■ **REQUIRED WORK**
Every line below that holds the word "content" counts once; please tally them and give only the total.
(Beginning of INFORMATION SHOWN)
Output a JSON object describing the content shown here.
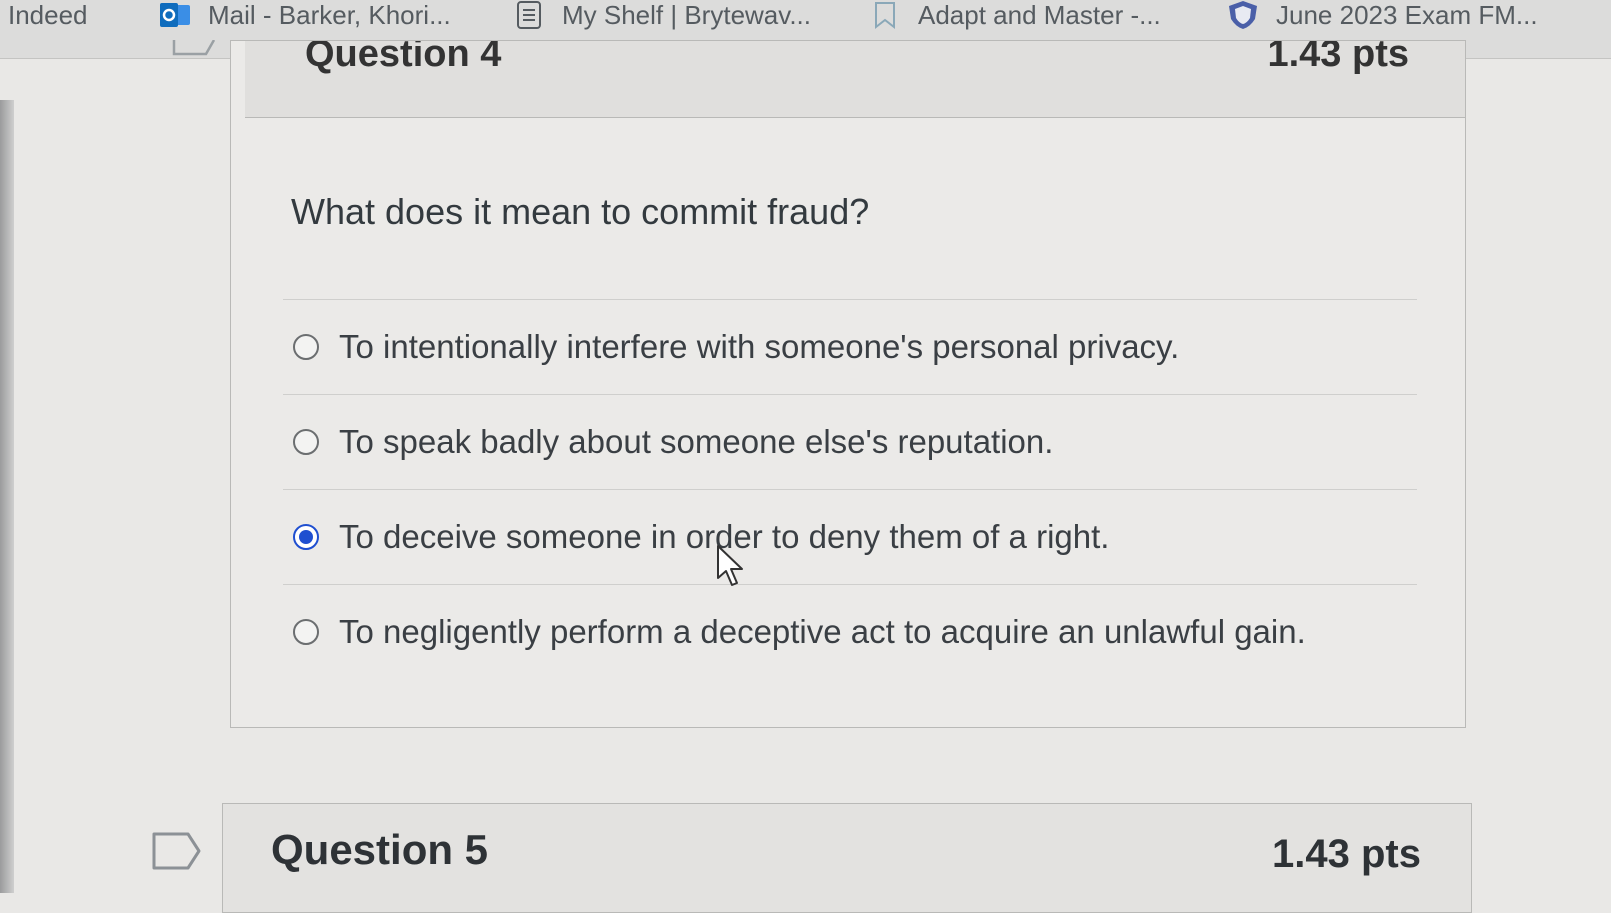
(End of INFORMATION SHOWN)
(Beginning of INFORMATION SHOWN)
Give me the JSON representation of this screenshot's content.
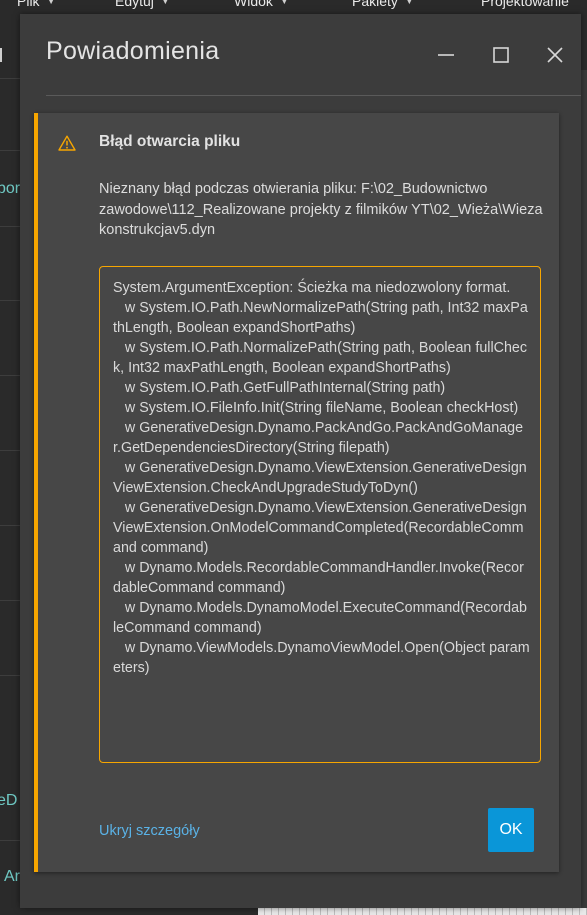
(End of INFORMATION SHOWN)
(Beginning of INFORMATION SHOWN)
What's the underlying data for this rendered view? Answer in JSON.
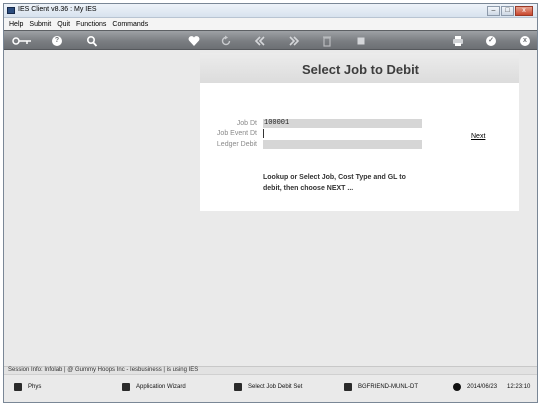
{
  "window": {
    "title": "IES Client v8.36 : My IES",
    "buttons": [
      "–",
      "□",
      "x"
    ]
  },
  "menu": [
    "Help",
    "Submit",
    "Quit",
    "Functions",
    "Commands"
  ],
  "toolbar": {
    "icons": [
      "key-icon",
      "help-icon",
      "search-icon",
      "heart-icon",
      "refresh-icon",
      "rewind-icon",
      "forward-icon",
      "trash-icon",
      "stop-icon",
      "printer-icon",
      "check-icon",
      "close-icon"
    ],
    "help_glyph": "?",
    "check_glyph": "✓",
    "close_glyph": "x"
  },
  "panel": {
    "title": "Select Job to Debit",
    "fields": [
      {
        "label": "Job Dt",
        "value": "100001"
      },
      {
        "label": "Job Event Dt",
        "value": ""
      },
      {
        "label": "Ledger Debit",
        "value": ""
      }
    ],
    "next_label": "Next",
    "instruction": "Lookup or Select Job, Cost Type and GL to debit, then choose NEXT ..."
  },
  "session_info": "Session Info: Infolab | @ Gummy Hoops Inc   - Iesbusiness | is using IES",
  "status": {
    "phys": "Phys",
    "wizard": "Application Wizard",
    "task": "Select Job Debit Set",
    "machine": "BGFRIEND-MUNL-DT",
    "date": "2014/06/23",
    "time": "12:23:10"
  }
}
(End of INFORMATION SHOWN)
■ **ANSWER BOX**
2